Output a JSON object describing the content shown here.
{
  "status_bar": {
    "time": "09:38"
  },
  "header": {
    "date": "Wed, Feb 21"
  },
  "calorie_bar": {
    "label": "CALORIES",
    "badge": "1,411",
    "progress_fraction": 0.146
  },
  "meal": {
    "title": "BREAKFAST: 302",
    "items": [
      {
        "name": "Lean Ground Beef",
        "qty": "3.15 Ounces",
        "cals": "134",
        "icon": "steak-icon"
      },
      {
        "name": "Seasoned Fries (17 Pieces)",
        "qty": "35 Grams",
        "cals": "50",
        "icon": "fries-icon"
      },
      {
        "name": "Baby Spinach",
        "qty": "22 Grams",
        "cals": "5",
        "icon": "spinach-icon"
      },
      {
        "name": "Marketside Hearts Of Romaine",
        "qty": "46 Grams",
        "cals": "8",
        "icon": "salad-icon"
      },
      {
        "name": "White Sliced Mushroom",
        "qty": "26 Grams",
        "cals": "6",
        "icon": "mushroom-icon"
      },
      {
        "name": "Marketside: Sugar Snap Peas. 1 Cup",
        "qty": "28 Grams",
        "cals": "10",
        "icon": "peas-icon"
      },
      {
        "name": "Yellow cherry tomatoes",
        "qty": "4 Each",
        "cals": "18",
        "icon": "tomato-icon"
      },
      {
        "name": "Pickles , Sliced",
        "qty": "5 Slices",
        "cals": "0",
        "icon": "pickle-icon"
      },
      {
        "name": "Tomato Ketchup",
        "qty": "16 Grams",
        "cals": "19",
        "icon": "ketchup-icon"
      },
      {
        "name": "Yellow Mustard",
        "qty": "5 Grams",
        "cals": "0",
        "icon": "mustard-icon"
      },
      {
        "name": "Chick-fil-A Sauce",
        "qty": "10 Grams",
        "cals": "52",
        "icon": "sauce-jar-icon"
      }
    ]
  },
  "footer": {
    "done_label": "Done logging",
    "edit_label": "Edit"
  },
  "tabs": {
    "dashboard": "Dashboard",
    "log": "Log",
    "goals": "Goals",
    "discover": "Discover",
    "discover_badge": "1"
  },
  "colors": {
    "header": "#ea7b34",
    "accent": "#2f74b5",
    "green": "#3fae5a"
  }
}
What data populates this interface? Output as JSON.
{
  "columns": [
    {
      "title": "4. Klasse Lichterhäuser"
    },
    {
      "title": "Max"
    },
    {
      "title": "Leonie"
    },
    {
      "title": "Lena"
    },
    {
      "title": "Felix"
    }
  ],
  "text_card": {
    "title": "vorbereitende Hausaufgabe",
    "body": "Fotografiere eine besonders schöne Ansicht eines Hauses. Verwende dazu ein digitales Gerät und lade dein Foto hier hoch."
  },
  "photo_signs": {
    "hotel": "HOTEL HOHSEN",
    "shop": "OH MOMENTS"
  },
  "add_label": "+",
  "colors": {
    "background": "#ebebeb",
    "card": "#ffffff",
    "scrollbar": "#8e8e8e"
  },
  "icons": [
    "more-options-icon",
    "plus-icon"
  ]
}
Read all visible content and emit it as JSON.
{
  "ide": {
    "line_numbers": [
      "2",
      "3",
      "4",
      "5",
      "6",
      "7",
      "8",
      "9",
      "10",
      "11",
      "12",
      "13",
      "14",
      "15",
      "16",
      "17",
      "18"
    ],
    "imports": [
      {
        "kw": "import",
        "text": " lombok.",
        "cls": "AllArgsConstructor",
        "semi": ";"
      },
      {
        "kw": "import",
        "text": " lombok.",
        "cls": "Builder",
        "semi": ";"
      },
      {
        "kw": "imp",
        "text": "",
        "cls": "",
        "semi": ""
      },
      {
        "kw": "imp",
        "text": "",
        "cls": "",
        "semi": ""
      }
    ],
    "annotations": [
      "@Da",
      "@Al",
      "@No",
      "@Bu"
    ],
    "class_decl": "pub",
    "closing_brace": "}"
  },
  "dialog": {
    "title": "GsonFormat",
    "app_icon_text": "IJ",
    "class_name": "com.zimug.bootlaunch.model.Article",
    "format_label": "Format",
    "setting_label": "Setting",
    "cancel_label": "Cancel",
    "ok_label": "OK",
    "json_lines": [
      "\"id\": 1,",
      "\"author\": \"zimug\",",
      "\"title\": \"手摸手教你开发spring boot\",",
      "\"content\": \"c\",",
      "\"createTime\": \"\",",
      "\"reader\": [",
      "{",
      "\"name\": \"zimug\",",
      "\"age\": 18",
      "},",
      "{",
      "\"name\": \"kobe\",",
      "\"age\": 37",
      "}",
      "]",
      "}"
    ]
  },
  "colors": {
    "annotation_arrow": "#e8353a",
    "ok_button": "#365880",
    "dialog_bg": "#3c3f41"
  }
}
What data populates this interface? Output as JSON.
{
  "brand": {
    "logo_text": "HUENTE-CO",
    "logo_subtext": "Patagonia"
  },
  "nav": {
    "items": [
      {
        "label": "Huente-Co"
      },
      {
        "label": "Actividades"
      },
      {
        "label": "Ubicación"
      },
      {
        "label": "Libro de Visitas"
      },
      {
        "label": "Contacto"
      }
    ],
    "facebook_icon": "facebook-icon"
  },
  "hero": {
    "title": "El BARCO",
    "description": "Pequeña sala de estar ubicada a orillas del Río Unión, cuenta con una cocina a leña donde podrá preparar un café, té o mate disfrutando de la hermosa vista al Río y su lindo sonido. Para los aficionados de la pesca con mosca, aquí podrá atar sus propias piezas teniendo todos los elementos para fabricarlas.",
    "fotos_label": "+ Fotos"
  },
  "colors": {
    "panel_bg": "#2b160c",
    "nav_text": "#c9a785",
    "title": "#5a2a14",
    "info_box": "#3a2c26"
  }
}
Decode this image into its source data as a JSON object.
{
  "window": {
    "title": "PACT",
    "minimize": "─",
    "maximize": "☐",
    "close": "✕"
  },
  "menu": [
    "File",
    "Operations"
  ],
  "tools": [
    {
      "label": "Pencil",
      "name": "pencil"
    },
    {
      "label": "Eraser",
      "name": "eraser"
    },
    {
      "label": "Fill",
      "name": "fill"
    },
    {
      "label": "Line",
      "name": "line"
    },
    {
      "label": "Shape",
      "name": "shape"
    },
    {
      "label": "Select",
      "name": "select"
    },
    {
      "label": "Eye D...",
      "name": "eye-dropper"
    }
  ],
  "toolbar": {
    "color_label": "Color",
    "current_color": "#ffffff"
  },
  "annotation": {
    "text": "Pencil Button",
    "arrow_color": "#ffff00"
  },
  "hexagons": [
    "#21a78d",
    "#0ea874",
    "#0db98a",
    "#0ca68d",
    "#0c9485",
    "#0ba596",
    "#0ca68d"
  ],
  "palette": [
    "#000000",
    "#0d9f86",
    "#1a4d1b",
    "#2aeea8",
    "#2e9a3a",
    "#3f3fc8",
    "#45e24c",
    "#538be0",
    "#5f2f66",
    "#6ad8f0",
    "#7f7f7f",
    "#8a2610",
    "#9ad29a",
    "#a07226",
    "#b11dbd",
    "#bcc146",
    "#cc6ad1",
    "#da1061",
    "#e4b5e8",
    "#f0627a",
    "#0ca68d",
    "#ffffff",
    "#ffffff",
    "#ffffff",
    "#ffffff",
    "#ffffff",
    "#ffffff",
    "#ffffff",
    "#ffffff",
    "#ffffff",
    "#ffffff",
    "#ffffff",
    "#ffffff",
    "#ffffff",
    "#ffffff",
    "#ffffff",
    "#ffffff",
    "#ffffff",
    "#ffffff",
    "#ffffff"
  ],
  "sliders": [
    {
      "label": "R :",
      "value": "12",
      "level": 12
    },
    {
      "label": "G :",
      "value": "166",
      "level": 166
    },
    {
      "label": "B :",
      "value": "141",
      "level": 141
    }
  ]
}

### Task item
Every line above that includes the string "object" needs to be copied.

### Your response
Output a JSON object describing the content shown here.
Decode this image into its source data as a JSON object.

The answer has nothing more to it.